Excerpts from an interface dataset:
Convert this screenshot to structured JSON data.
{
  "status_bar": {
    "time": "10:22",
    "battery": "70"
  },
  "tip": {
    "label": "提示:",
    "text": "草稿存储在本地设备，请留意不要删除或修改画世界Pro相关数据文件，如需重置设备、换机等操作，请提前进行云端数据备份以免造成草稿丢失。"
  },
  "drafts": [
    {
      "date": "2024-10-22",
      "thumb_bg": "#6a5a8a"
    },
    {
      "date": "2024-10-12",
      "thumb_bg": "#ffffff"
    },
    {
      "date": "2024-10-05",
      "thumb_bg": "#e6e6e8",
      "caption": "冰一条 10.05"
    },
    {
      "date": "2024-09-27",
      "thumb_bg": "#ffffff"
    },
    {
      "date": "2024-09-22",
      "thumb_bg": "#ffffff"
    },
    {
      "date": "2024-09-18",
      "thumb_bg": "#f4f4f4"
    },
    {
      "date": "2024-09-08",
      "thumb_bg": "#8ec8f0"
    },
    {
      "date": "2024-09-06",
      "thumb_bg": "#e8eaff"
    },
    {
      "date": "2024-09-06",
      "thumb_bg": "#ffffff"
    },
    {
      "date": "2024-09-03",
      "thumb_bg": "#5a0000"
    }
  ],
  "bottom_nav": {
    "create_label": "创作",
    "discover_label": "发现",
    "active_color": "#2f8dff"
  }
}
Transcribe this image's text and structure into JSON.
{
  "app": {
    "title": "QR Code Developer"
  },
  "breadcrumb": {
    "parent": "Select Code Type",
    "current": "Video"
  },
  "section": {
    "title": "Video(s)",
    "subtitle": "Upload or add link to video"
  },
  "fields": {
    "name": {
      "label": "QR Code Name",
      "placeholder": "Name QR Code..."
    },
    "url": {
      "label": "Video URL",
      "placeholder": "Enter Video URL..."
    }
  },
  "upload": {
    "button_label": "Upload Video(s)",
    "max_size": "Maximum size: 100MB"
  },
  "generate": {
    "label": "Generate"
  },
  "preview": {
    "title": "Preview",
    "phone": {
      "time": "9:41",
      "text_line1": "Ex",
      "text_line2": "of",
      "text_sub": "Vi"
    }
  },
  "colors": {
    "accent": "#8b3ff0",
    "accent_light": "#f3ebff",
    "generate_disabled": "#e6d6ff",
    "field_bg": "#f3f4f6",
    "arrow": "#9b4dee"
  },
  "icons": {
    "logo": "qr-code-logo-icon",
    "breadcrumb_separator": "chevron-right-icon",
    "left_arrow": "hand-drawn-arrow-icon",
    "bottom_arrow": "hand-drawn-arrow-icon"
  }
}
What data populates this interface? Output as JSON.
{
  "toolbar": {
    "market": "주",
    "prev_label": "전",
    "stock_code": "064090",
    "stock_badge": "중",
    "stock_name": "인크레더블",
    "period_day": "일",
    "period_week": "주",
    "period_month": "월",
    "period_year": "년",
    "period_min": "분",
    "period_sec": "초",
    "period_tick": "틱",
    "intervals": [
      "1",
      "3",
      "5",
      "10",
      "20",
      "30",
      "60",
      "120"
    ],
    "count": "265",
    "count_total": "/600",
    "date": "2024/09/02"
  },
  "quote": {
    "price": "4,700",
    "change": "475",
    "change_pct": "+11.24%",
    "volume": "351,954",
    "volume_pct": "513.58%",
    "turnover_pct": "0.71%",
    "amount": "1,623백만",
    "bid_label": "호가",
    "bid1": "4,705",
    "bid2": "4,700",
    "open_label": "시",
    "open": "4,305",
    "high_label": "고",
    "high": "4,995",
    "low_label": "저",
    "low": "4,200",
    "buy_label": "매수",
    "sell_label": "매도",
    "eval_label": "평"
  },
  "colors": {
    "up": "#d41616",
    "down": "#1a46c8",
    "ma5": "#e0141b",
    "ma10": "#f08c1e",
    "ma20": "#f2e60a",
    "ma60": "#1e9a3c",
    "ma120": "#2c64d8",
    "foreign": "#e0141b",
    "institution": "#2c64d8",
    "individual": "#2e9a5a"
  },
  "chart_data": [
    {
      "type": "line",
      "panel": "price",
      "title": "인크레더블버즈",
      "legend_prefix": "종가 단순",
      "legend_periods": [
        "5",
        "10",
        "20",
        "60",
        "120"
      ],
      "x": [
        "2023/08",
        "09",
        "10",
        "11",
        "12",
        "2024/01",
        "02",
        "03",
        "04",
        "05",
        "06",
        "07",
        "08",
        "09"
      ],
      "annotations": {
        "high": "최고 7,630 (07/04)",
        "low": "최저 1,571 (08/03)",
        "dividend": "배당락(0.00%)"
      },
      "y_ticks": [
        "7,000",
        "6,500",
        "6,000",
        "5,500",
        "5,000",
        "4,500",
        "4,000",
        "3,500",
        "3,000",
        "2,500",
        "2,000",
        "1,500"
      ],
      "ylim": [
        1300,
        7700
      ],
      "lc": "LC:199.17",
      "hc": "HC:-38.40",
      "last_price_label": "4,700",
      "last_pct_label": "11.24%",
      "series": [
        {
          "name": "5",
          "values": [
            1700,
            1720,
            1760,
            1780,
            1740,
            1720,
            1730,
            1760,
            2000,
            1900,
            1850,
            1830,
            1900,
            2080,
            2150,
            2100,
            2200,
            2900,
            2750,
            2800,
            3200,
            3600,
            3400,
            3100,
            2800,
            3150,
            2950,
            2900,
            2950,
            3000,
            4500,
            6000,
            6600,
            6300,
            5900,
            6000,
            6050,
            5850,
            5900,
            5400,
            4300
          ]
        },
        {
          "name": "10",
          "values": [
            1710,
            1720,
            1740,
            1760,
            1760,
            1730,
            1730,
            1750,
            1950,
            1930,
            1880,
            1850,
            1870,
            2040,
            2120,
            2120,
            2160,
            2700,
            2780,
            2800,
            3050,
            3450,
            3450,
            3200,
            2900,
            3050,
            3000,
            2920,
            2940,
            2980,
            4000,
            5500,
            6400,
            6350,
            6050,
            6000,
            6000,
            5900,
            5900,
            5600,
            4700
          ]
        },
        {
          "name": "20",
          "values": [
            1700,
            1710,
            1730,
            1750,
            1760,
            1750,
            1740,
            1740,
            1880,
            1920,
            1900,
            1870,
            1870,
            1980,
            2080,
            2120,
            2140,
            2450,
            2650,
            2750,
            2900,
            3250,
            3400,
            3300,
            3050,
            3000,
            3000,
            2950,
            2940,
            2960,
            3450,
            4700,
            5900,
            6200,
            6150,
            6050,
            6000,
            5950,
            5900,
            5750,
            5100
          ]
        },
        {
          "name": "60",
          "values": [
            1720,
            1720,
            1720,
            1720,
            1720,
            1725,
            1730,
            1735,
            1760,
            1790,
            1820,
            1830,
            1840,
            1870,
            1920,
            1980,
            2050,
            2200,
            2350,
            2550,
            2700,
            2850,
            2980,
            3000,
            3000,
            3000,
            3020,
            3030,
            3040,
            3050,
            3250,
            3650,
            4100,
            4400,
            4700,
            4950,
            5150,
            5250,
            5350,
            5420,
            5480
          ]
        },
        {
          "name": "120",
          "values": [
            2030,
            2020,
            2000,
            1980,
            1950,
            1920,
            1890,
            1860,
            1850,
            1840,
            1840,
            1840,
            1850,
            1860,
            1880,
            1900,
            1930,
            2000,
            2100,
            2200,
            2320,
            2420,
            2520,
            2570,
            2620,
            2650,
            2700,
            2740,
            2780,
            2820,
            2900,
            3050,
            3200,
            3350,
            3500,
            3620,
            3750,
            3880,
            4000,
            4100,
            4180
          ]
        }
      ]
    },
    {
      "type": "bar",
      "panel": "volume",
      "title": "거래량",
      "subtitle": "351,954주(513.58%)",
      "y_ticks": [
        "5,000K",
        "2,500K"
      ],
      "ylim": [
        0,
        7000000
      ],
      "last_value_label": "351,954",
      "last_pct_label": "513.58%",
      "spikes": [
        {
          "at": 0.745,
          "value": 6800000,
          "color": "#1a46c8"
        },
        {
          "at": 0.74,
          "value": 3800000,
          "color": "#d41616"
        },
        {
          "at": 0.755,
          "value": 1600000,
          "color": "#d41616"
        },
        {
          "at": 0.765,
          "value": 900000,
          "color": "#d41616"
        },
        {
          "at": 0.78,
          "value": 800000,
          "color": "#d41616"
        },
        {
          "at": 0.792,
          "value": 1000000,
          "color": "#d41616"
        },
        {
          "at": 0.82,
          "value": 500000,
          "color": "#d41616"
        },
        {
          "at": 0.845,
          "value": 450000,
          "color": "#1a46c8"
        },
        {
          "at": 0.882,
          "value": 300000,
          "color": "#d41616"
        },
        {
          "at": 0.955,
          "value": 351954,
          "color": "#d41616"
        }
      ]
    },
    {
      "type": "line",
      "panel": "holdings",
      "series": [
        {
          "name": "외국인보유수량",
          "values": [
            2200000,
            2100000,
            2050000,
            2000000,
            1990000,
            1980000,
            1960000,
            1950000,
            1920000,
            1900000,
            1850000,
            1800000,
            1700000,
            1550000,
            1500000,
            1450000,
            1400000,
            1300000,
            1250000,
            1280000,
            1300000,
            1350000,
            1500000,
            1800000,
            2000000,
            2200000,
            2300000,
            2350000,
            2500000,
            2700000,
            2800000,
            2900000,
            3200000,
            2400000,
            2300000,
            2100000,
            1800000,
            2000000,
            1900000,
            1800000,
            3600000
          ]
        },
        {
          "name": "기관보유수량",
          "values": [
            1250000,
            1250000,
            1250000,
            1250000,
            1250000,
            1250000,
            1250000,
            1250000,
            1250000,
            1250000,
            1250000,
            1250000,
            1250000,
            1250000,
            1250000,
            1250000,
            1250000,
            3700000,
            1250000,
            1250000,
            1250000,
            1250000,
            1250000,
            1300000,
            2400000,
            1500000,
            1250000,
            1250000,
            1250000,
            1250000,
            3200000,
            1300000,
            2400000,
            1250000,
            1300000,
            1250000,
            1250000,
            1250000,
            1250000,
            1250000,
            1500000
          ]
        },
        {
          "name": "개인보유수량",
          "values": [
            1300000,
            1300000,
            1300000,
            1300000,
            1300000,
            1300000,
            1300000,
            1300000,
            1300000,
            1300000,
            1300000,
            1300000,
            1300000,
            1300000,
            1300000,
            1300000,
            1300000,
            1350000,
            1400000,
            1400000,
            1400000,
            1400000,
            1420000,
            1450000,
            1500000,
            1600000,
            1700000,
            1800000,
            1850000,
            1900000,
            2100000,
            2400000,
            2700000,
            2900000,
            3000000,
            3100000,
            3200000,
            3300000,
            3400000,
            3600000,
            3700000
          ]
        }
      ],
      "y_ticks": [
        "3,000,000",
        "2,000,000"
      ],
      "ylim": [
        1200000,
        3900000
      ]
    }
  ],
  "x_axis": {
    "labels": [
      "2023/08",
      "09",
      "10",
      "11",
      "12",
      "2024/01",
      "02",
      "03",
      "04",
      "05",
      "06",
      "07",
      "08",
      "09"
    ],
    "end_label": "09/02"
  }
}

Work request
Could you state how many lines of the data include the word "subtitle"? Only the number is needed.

Problem solution
2